[Element data from apps and pages]
•••••

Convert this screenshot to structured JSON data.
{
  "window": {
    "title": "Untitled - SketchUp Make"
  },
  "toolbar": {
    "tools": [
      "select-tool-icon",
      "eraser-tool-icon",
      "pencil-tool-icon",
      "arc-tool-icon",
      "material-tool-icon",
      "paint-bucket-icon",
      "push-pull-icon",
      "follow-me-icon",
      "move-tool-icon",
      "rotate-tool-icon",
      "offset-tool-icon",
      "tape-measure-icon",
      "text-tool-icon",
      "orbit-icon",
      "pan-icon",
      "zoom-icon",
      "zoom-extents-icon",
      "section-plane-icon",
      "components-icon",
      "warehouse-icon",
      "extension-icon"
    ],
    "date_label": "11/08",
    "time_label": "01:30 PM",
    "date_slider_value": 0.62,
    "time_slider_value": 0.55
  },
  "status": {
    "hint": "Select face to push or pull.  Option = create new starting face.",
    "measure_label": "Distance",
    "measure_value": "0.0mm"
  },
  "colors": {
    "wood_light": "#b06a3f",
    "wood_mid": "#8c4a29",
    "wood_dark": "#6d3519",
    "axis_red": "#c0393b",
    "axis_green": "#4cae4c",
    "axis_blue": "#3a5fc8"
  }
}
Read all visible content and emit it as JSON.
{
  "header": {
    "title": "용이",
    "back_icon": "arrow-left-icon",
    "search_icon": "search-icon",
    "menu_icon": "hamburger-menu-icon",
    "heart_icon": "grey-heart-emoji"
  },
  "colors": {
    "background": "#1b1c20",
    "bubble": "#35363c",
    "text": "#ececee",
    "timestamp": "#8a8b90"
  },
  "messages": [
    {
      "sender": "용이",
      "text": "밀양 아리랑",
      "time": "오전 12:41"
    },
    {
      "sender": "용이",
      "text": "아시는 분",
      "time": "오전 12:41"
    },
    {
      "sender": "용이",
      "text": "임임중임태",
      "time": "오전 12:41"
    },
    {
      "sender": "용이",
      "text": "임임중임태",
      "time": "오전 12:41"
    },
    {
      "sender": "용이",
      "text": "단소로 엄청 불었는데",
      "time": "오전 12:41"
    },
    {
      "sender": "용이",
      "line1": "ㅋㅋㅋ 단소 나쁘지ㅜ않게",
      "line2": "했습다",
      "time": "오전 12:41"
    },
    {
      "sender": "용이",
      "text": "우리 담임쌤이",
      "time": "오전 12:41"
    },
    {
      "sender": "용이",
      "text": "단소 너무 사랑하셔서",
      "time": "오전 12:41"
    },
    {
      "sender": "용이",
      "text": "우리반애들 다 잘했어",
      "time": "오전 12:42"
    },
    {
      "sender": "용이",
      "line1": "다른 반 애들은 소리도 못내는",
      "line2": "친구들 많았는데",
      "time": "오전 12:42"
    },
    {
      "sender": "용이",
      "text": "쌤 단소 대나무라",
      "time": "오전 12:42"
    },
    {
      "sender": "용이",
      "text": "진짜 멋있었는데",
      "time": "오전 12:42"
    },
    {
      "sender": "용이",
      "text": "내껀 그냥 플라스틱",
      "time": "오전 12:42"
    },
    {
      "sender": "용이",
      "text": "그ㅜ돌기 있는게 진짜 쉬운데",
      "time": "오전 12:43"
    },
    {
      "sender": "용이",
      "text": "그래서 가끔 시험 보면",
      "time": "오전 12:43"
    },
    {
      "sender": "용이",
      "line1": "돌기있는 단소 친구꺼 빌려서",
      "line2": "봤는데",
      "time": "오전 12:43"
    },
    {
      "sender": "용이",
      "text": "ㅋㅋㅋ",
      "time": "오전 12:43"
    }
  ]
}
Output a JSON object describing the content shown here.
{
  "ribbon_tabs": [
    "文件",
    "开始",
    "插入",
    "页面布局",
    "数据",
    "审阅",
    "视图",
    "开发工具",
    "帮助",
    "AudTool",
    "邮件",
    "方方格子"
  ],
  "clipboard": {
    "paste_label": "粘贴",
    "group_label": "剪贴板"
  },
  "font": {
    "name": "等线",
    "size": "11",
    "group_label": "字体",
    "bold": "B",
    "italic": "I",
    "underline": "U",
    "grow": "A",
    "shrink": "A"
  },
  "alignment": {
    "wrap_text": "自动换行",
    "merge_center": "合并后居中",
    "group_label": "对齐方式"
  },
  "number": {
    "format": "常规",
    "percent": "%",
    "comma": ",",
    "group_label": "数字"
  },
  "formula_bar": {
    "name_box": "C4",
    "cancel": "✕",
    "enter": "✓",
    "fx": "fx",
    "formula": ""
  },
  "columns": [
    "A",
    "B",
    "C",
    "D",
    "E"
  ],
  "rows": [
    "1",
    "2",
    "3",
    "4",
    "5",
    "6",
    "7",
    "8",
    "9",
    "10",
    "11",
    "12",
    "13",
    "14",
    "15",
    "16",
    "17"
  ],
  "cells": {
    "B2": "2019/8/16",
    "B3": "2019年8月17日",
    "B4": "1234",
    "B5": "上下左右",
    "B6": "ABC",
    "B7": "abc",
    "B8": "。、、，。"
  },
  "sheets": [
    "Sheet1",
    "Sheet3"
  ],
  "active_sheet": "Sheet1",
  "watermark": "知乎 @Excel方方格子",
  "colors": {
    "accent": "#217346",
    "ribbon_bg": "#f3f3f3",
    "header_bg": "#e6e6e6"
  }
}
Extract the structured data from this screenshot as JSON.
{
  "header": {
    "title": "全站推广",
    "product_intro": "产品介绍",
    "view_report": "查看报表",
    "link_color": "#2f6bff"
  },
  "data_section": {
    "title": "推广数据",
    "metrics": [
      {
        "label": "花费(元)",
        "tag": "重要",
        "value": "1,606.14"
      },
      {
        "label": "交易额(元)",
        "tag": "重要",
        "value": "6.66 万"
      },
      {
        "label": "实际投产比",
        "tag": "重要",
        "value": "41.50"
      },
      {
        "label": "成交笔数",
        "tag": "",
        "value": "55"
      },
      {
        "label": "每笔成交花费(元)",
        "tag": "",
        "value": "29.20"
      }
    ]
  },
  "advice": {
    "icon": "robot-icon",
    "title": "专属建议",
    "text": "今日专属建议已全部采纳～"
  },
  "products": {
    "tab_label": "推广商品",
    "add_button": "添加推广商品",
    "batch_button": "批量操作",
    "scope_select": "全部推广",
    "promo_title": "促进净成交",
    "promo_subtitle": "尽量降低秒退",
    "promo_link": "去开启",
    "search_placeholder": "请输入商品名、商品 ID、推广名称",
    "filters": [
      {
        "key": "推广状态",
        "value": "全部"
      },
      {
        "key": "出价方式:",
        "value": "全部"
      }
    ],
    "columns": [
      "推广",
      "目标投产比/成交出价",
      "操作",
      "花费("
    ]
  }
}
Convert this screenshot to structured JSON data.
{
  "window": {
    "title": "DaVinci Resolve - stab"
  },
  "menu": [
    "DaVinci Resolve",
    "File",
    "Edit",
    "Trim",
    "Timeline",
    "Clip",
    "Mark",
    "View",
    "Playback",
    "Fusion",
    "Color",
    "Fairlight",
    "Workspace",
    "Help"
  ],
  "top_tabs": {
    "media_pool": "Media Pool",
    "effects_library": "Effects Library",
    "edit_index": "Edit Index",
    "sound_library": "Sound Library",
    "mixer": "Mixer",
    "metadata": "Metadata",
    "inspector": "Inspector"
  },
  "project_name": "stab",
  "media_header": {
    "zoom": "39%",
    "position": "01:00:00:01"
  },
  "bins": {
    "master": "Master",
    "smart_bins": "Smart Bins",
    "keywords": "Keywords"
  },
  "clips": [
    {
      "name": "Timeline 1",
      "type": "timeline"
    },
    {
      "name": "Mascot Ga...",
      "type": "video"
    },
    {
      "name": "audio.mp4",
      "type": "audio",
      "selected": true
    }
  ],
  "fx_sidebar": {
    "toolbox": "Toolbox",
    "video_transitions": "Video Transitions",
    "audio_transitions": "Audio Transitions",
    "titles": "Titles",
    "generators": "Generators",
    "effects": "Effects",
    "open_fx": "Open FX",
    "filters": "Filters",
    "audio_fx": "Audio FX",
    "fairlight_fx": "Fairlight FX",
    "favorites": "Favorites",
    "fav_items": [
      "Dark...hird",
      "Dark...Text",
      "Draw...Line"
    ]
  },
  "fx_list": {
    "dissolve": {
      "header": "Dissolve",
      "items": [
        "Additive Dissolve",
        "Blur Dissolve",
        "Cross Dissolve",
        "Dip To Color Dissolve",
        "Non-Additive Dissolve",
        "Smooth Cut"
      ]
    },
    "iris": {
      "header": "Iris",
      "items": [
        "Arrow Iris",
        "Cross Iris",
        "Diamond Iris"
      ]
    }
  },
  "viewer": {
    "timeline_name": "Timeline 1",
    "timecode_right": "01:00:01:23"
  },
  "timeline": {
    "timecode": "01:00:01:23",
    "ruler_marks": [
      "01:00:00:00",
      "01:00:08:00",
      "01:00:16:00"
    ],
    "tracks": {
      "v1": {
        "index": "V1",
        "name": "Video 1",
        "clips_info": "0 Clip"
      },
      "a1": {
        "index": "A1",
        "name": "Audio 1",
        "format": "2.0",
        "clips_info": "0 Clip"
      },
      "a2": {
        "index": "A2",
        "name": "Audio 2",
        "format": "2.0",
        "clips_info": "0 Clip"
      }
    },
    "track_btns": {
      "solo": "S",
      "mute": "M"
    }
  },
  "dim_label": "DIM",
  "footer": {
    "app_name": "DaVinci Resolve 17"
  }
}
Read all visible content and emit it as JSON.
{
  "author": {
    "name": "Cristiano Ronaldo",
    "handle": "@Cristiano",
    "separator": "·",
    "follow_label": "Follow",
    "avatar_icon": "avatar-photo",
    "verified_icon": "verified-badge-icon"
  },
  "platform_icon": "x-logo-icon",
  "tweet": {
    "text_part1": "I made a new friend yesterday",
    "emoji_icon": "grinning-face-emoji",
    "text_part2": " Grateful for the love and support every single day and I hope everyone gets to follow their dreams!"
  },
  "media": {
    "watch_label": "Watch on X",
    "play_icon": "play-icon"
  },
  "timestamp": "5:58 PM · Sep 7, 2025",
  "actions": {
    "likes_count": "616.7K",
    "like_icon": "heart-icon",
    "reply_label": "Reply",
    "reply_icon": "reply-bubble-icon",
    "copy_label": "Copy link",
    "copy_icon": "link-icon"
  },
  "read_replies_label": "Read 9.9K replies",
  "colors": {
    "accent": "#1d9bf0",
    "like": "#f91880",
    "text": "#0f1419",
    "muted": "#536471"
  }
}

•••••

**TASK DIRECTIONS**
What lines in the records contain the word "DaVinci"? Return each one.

**RESULT OF THIS EXERCISE**
    "title": "DaVinci Resolve - stab"
    "DaVinci Resolve",
    "app_name": "DaVinci Resolve 17"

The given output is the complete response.